White v. Hall, 12 Vesey, 323. Lord Portarlington v. Soulby, 3 Myl. & K. 104. Bunbury v. Bunbury, in Chancery, 1839, 2 Beavan, 173. Massie r. Watts, 6 Cranch, 148, 160. Briggs v. French, 1 Sumner, 504. Church of Macon v. Wiley, 2 Hill Ch. (S. C.) 586. The court will sustain a jurisdiction in equity in cases of fraud, trust, and contract, when the person is duly within their process and jurisdiction, although lands not within the jurisdiction of the court might be affected by the decree. Story on the Con. flict of Laws, pp. 454-457. Idem, on Equity Jurisprudence, vol. ii. 48, 49, 185. The Court of Chancery in New York, in Ward v. Arredondo, 1 Hopkins, 213; Mead v. Merritt, 2 Paige, 402; Mitchell v. Bunch, 2 Idem, 606; Shattuck v. Cassidy, 3 Edw. Ch. (N. Y.) 152, and Sutphen v. Fowler, 9 Paige, 280; and of Virginia, in Farley v. Shippen, Wythe, 135, and Humphrey v. McClenachen, 1 Munf. 501, have declared and enforced the same doctrine. If the court had acquired jurisdiction of the person by his being within the state, they will compel him, by attachment, to do his duty under his contract or trust, and enforce the decree in rem, by his executing a conveyance, or other. wise, as justice may require, in respect to lands abroad. White v. White, 7 Gill & Johnson, 208. Vaughan v. Barclay, 6 Wharton, 392. Watkins v. Holman, 16 Peters U. S. 25. If the court has jurisdiction in case of a proceeding in rem over the property, it exercises it, though the owner be a non-resident, or a foreign corporation, or sovereign. Clarke v. N. J. Steam Navig. Co. 1 Story, C. C. 531. To give jurisdiction, either the defendant or the property attached must be within the state when process is served. A corporation has no legal existence out of the state creating it, and the service of summons on any member of it out of that state is null. Middlebrooks v. Springfield F. Ins. Co. 14 Conn. 301. Chancery may likewise, in the exercise of its jurisdiction in personam, and when the ends of justice require it, enjoin a party from proceeding in a suit in any court in any other country. See supra, p. 124. But this exercise of power has been declared, as we have already seen, (see vol. i. p. 409, 411,) not to extend to the federal courts in respect to the state courts, nor to the state courts in respect to the federal courts. This is founded on the nature of our federal government, and on indispensable principles of policy.

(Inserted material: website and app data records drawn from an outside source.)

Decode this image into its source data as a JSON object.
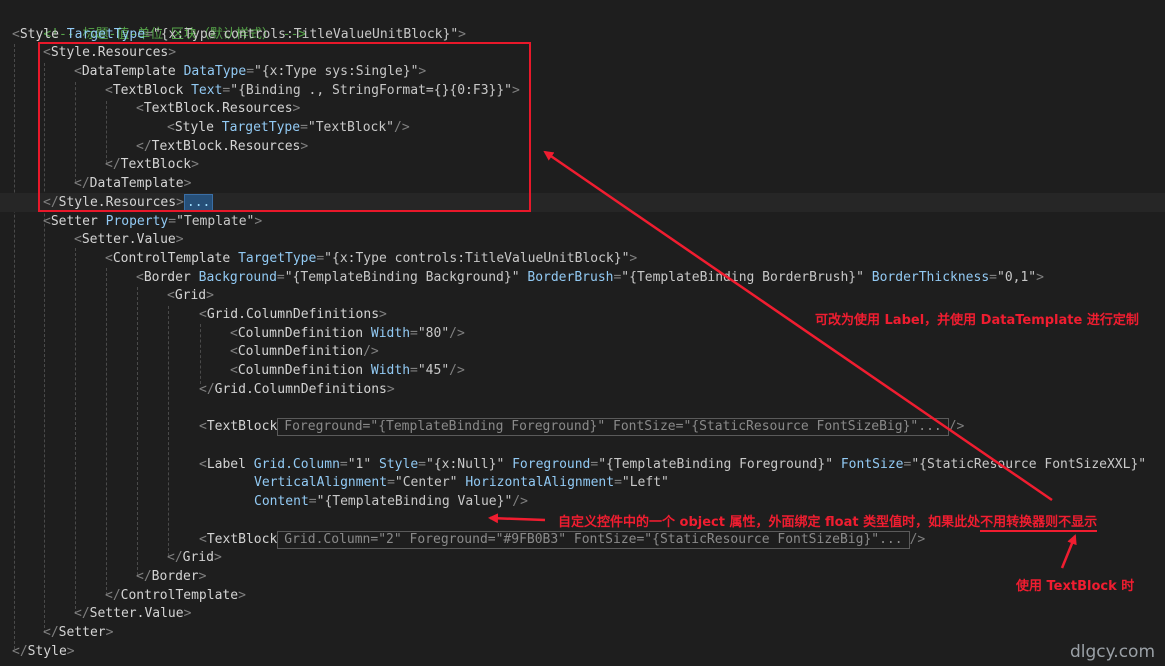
{
  "comment": "<!-- 标题-值-单位 区块（默认样式） -->",
  "lines": {
    "l2": {
      "tag": "Style",
      "attr": "TargetType",
      "val": "\"{x:Type controls:TitleValueUnitBlock}\""
    },
    "l3": "Style.Resources",
    "l4": {
      "tag": "DataTemplate",
      "attr": "DataType",
      "val": "\"{x:Type sys:Single}\""
    },
    "l5": {
      "tag": "TextBlock",
      "attr": "Text",
      "val": "\"{Binding ., StringFormat={}{0:F3}}\""
    },
    "l6": "TextBlock.Resources",
    "l7": {
      "tag": "Style",
      "attr": "TargetType",
      "val": "\"TextBlock\""
    },
    "l8": "TextBlock.Resources",
    "l9": "TextBlock",
    "l10": "DataTemplate",
    "l11": {
      "tag": "Style.Resources",
      "collapsed": "..."
    },
    "l12": {
      "tag": "Setter",
      "attr": "Property",
      "val": "\"Template\""
    },
    "l13": "Setter.Value",
    "l14": {
      "tag": "ControlTemplate",
      "attr": "TargetType",
      "val": "\"{x:Type controls:TitleValueUnitBlock}\""
    },
    "l15": {
      "tag": "Border",
      "a1": "Background",
      "v1": "\"{TemplateBinding Background}\"",
      "a2": "BorderBrush",
      "v2": "\"{TemplateBinding BorderBrush}\"",
      "a3": "BorderThickness",
      "v3": "\"0,1\""
    },
    "l16": "Grid",
    "l17": "Grid.ColumnDefinitions",
    "l18": {
      "tag": "ColumnDefinition",
      "attr": "Width",
      "val": "\"80\""
    },
    "l19": "ColumnDefinition",
    "l20": {
      "tag": "ColumnDefinition",
      "attr": "Width",
      "val": "\"45\""
    },
    "l21": "Grid.ColumnDefinitions",
    "l23": {
      "tag": "TextBlock",
      "folded": "Foreground=\"{TemplateBinding Foreground}\" FontSize=\"{StaticResource FontSizeBig}\"..."
    },
    "l25": {
      "tag": "Label",
      "a1": "Grid.Column",
      "v1": "\"1\"",
      "a2": "Style",
      "v2": "\"{x:Null}\"",
      "a3": "Foreground",
      "v3": "\"{TemplateBinding Foreground}\"",
      "a4": "FontSize",
      "v4": "\"{StaticResource FontSizeXXL}\""
    },
    "l26": {
      "a1": "VerticalAlignment",
      "v1": "\"Center\"",
      "a2": "HorizontalAlignment",
      "v2": "\"Left\""
    },
    "l27": {
      "a1": "Content",
      "v1": "\"{TemplateBinding Value}\""
    },
    "l29": {
      "tag": "TextBlock",
      "folded": "Grid.Column=\"2\" Foreground=\"#9FB0B3\" FontSize=\"{StaticResource FontSizeBig}\"..."
    },
    "l30": "Grid",
    "l31": "Border",
    "l32": "ControlTemplate",
    "l33": "Setter.Value",
    "l34": "Setter",
    "l35": "Style"
  },
  "annotations": {
    "label_note": "可改为使用 Label，并使用 DataTemplate 进行定制",
    "object_note_pre": "自定义控件中的一个 object 属性，外面绑定 float 类型值时，如果此处",
    "object_note_emph": "不用转换器则不显示",
    "textblock_note": "使用 TextBlock 时"
  },
  "watermark": "dlgcy.com",
  "colors": {
    "background": "#1e1e1e",
    "tag": "#d4d4d4",
    "attribute": "#92caf4",
    "value": "#c8c8c8",
    "comment": "#57a64a",
    "annotation": "#f01d30"
  }
}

Mr. Justice Story, in his Commentaries on the Conflict of Laws, (and the 2d edition of which, in 1841, was corrected and greatly enlarged,) has reviewed and discussed the extensive and complicated subject of the lex loci in all its relations and incidents, with his usual exhausting research and sound critical sagacity. He has brought to bear upon the subject, and to enlighten it, an immense fund of foreign learning, and there is no treatise extant on the subject of the conflict of laws so accurate, full, and complete. There was no one head of the law that stood so greatly in need of such an effort. The doctrines under that head are more interesting than any other, with the exception, always, of the constitutional doctrines of the government of the United States; and they are more constant in their application, considering that the Union is composed of twentysix state jurisdictions, dictating and administering independently their own municipal laws. It was impossible, in this brief section, to do more than state the leading principles of the doctrine, and the authorities which sustain them; and this I have endeavored to do with the lights afforded me by a thorough examination of the treatise alluded to, and of all the authorities, foreign and domestic, applicable to the subject, and within my power to examine.